Human Milk Oligosaccharides (HMOs) are complex sugars that are available in human milk. They are the 3rd largest solid component in breast milk after fat and lactose and have no nutritive function. HMOs are responsible for directly stimulating the immune system by promoting good gut bacteria, strengthening the gut barrier function and blocking pathogens.
In this brochure several experts explain the role of gut microbiota in health and disease. In the chapter by Clements Kunz special attention is given to milk carbohydrate fractions and how HMOs differ from other Oligosaccharides.
Since around 1900, concomitant with the discovery of lactobacilli and bifidobacteria and their relevance for health and disease, pediatricians have already realized that the microbial composition of stool samples from breast-fed and bottle-fed infants differed. Observations indicated that this difference is particularly linked to the milk carbohydrate fraction. This was the starting point of research on human milk carbohydrates – HMOs. There are around 150-200 types of HMOs identified so far.
HMOs have also been shown to provide benefits to formula-fed infants by influencing the establishment of the gut microbiota. A randomized controlled trial showed that infants fed formulas fortified with a type of HMO, 2’-fucosyllactose (2’FL), had similar growth as breastfed infants. Another randomized controlled trial showed that use of term infant formula supplemented with two HMOs, 2’FL and lacto-N-neotetraose (LNnT), shifts stool microbiota and metabolic signatures closer to that of breastfed infants
Oligosaccharides differ greatly between one another. “The short-chain galacto-oligosaccharides and long-chain fructo-oligosaccharides used in infant formula are very different structurally from human milk oligosaccharides (HMOs).”
In this presentation Norbert Sprenger presents the composition and diversity of HMOs. HMOs have a composition and structural diversity not seen with generic prebiotics such as plant-derived fructo-oligosaccharides (FOS). Individual synthetic HMOs are now becoming available, and are allowing the progression from basic research to clinical studies. Safety of synthetic HMOs is established in preclinical safety toxicity studies. Clinical data demonstrate that synthetic HMOs (2’FL and LNnT) are safe and well tolerated. Initial clinical studies show that infant formula with 2 above HMOs shift gut microbiota towards those seen in breast-fed infants and reduce low respiratory tract morbidity and antibiotic use during first year of life.

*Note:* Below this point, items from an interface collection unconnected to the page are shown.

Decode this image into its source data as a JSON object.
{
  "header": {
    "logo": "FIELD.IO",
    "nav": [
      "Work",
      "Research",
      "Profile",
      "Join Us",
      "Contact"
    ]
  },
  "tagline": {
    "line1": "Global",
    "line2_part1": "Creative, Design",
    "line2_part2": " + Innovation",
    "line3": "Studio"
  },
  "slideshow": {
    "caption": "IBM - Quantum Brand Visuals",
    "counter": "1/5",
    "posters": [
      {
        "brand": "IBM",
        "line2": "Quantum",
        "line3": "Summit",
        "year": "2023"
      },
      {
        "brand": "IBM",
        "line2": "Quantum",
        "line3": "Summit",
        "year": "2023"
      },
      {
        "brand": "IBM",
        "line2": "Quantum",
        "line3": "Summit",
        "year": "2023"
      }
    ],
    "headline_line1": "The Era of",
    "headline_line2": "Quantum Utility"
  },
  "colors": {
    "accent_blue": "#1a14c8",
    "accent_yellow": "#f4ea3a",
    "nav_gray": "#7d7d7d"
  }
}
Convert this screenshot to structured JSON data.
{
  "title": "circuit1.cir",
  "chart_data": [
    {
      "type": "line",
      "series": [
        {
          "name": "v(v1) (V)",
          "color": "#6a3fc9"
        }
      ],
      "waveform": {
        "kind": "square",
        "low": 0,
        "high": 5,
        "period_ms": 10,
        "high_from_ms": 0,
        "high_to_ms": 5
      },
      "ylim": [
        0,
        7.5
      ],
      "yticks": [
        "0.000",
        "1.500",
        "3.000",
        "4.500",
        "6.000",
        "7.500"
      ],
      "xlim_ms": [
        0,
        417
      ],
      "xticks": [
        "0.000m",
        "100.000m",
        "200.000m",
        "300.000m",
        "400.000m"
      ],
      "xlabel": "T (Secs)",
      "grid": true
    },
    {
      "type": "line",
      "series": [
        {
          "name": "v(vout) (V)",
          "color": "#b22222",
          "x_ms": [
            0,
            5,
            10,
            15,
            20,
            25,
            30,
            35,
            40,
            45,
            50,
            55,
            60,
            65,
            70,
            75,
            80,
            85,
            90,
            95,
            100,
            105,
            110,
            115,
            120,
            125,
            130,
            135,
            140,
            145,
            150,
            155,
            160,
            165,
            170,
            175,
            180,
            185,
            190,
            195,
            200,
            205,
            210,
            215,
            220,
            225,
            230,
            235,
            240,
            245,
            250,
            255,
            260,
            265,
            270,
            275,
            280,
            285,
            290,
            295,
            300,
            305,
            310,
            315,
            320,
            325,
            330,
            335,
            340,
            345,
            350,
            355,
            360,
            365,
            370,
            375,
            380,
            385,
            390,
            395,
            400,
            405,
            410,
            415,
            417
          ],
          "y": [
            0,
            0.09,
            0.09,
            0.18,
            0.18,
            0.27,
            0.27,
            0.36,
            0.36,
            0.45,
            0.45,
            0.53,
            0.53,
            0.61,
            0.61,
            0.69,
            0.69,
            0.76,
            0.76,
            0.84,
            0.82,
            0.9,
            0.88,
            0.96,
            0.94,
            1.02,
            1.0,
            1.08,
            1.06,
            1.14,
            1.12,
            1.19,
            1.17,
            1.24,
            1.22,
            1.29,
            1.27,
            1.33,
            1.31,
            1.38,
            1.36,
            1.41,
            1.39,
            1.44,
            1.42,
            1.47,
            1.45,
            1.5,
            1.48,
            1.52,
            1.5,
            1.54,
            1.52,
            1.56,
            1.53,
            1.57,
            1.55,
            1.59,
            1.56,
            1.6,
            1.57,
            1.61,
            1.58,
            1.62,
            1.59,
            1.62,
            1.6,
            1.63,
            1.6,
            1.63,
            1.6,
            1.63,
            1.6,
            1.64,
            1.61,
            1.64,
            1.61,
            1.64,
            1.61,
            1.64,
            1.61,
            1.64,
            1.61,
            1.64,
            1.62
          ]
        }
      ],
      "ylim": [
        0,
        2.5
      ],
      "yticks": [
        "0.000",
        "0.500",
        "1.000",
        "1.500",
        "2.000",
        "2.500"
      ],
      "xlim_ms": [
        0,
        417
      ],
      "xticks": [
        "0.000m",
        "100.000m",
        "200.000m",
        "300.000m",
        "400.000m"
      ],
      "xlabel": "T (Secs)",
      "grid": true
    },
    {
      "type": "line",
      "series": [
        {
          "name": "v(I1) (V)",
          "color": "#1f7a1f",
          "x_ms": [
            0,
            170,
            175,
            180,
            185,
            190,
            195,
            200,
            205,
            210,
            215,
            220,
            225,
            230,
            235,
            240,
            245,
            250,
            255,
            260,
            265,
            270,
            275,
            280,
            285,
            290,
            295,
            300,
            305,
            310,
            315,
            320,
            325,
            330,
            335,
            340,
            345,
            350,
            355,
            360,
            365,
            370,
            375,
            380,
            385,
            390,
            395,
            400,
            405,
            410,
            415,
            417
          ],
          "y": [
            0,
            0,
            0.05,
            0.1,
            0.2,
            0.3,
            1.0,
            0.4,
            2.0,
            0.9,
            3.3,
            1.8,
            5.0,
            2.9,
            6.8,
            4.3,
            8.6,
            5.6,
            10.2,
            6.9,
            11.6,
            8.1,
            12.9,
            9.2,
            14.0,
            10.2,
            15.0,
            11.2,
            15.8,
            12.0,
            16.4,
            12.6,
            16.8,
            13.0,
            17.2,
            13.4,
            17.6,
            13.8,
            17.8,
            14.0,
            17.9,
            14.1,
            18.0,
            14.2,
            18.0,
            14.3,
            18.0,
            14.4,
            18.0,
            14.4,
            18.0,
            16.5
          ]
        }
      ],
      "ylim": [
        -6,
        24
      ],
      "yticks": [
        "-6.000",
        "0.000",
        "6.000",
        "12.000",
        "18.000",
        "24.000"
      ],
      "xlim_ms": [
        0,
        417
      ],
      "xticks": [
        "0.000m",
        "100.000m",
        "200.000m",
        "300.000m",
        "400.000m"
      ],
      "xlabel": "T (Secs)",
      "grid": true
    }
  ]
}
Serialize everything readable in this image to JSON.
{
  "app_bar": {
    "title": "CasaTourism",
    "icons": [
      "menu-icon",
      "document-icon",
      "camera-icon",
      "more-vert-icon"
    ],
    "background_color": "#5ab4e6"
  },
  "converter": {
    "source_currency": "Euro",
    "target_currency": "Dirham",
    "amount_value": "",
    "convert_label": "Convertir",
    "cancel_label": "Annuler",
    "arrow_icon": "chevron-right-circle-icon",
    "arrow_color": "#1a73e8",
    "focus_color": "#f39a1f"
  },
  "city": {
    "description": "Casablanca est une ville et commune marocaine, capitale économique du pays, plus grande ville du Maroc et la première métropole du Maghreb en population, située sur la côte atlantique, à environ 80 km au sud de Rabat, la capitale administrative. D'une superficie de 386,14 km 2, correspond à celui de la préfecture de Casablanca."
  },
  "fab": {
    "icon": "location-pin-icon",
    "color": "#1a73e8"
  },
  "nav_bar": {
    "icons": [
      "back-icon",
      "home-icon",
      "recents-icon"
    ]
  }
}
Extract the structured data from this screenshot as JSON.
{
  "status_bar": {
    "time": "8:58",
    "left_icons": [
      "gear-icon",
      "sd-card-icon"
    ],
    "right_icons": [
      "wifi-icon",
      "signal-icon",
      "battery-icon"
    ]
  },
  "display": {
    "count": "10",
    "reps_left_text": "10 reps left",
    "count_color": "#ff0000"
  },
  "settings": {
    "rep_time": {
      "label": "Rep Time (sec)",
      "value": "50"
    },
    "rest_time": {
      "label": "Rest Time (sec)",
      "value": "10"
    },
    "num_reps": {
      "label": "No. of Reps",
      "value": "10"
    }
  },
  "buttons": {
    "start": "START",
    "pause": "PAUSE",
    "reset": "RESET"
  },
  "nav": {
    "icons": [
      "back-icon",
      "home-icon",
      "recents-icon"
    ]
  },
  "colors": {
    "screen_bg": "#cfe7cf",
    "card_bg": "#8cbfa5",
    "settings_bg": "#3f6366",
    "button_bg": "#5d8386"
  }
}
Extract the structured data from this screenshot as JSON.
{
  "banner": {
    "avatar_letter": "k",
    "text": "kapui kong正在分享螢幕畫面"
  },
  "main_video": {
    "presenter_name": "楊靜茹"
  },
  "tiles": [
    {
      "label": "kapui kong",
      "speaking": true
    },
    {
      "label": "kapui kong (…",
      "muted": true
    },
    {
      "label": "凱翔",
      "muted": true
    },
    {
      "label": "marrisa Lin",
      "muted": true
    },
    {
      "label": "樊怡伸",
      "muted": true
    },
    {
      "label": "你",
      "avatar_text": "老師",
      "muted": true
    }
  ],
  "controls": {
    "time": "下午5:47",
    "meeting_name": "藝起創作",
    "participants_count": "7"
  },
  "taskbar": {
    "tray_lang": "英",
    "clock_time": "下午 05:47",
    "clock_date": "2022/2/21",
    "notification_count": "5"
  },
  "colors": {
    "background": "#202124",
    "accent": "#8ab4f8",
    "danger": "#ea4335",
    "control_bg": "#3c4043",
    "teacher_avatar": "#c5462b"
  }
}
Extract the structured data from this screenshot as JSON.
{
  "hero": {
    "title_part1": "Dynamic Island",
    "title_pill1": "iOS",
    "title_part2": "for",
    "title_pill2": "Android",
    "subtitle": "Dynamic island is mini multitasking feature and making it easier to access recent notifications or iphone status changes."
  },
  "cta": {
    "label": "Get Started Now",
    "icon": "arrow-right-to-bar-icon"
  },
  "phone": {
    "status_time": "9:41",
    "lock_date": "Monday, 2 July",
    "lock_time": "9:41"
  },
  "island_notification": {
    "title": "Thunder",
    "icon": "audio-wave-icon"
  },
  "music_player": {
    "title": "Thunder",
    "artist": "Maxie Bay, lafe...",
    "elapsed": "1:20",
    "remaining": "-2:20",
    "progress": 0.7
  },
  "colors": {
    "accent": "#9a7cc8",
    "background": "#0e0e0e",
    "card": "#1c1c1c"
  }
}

Oligosaccharides are sugars found in breast milk that are not digested by babies, but rather feed healthy bacteria in the child's intestines as their gut microbiome, the collection of bacteria which play a role in a range of basic functions of the body, develops.
Breast milk has been shown by many studies to prevent allergy and sickness, and researchers say the sugars may also prevent infection by other bad bacteria, assisting the undeveloped immune systems of newborns.
Early-stage research demonstrates the complexity of breast milk, and the benefits it gives for the baby. Increasingly, research is suggesting these breast milk sugars (Human Milk Oligosaccharides - HMO) may protect against infections in the newborn, such as rotavirus and Group B streptococcus, as well as boosting a child's 'friendly' gut bacteria.